In Hardlannert v. Illinois Central Railroad Company, No. 1-09-1291 (April 19, 2010) Cook Co., 1st Div., the plaintiff, a railroad conductor, was injured on the job when he attempted to open a train knuckle, which is the device that allows railcars to be coupled. He filed suit under the Federal Employer’s Liability Act (FELA) (45 U.S.C. §51 through 60 (2000)) and the Federal Safety Appliance Act (FSAA) (49 U.S.C. §20301 et seq. (2000)), alleging that the train knuckle was defective and that the defect caused his back injury.
The defendant did not dispute that the train knuckle was defective, but nevertheless made a motion for partial summary judgment. The motion was based upon the defendant’s assertion that the FSAA didn’t apply since railcar was not “in use”, as required by the FSAA, or alternatively, that the plaintiff’s injury was caused by his own negligence.
The court rejected the defendant’s arguments and concluded that the trial court properly denied the motion for summary judgment:
(N)o question of material fact is raised that Hardlannert acted negligently while attempting to open the connecting knuckle of railcar WC 84867…The defective condition of the connecting knuckle constituted a violation of the FSAA by Illinois Central…(and) no reasonable jury could find his negligence to be the sole cause of his back injury because the defective condition of the pin lifter to the knuckle of railcar WC 84867 is causally related to Hardlannert’s injury.
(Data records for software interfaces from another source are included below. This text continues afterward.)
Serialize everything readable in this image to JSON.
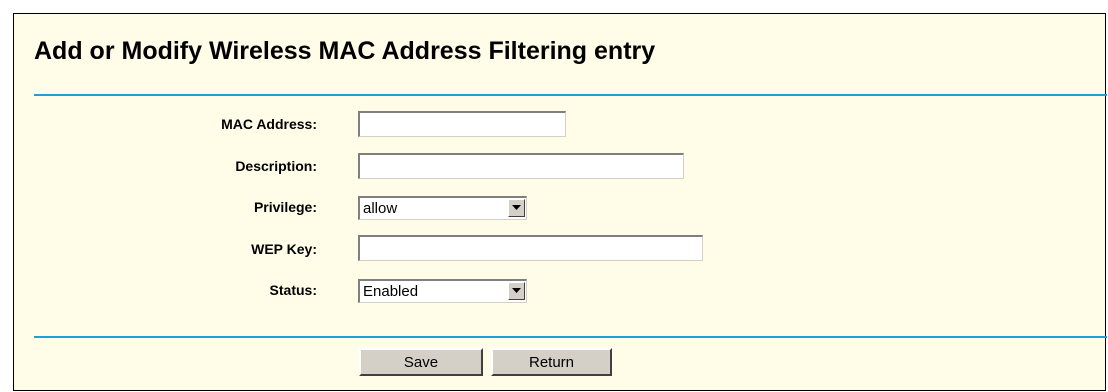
{
  "page": {
    "title": "Add or Modify Wireless MAC Address Filtering entry"
  },
  "form": {
    "mac_address": {
      "label": "MAC Address:",
      "value": ""
    },
    "description": {
      "label": "Description:",
      "value": ""
    },
    "privilege": {
      "label": "Privilege:",
      "value": "allow",
      "control": "dropdown"
    },
    "wep_key": {
      "label": "WEP Key:",
      "value": ""
    },
    "status": {
      "label": "Status:",
      "value": "Enabled",
      "control": "dropdown"
    }
  },
  "buttons": {
    "save_label": "Save",
    "return_label": "Return"
  },
  "icons": {
    "dropdown_arrow": "chevron-down-icon"
  },
  "colors": {
    "panel_background": "#fffde8",
    "rule": "#1f9fd9",
    "button_face": "#d4d0c8"
  }
}
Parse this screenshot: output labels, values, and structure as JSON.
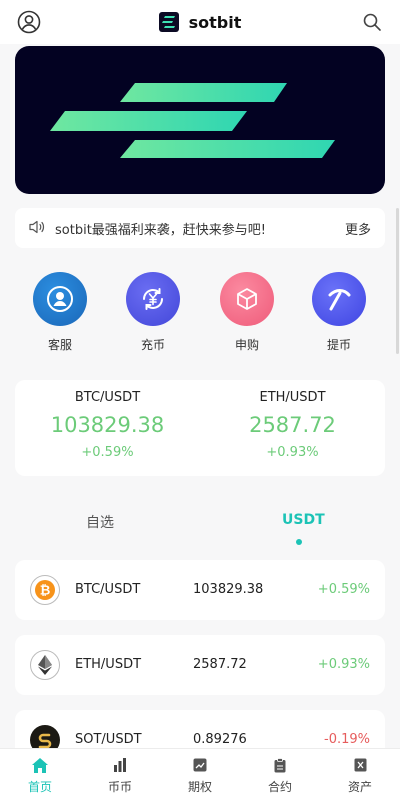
{
  "colors": {
    "accent": "#1cc3b6",
    "up": "#6ccb79",
    "down": "#e65c5c",
    "banner_bg": "#030222"
  },
  "header": {
    "title": "sotbit",
    "left_icon": "user-icon",
    "right_icon": "search-icon",
    "logo_icon": "sotbit-logo-icon"
  },
  "banner": {
    "image": "sotbit-logo-stripes"
  },
  "notice": {
    "icon": "speaker-icon",
    "text": "sotbit最强福利来袭，赶快来参与吧!",
    "more_label": "更多"
  },
  "quick_actions": [
    {
      "label": "客服",
      "icon": "customer-service-icon",
      "color": "#1b73c6"
    },
    {
      "label": "充币",
      "icon": "deposit-icon",
      "color": "#5558e8"
    },
    {
      "label": "申购",
      "icon": "subscribe-box-icon",
      "color": "#f26a86"
    },
    {
      "label": "提币",
      "icon": "withdraw-pickaxe-icon",
      "color": "#4f56ea"
    }
  ],
  "tickers": [
    {
      "pair": "BTC/USDT",
      "price": "103829.38",
      "change": "+0.59%"
    },
    {
      "pair": "ETH/USDT",
      "price": "2587.72",
      "change": "+0.93%"
    }
  ],
  "market_tabs": [
    {
      "label": "自选",
      "active": false
    },
    {
      "label": "USDT",
      "active": true
    }
  ],
  "markets": [
    {
      "pair": "BTC/USDT",
      "price": "103829.38",
      "change": "+0.59%",
      "direction": "up",
      "icon": "bitcoin-icon"
    },
    {
      "pair": "ETH/USDT",
      "price": "2587.72",
      "change": "+0.93%",
      "direction": "up",
      "icon": "ethereum-icon"
    },
    {
      "pair": "SOT/USDT",
      "price": "0.89276",
      "change": "-0.19%",
      "direction": "down",
      "icon": "sot-coin-icon"
    }
  ],
  "tabbar": [
    {
      "label": "首页",
      "icon": "home-icon",
      "active": true
    },
    {
      "label": "币币",
      "icon": "bar-chart-icon",
      "active": false
    },
    {
      "label": "期权",
      "icon": "options-chart-icon",
      "active": false
    },
    {
      "label": "合约",
      "icon": "contract-clipboard-icon",
      "active": false
    },
    {
      "label": "资产",
      "icon": "assets-wallet-icon",
      "active": false
    }
  ]
}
Further, because the coupling provision of the FSAA applies to the unit of equipment at issue in this case, an individual railcar, railcar WC 84867 was “in use” at the time of the incident.
This decision rightly allowed the lawsuit to go forward so that a jury could determine the issue of whether the employer’s negligence caused the plaintiff’s debilitating back injury.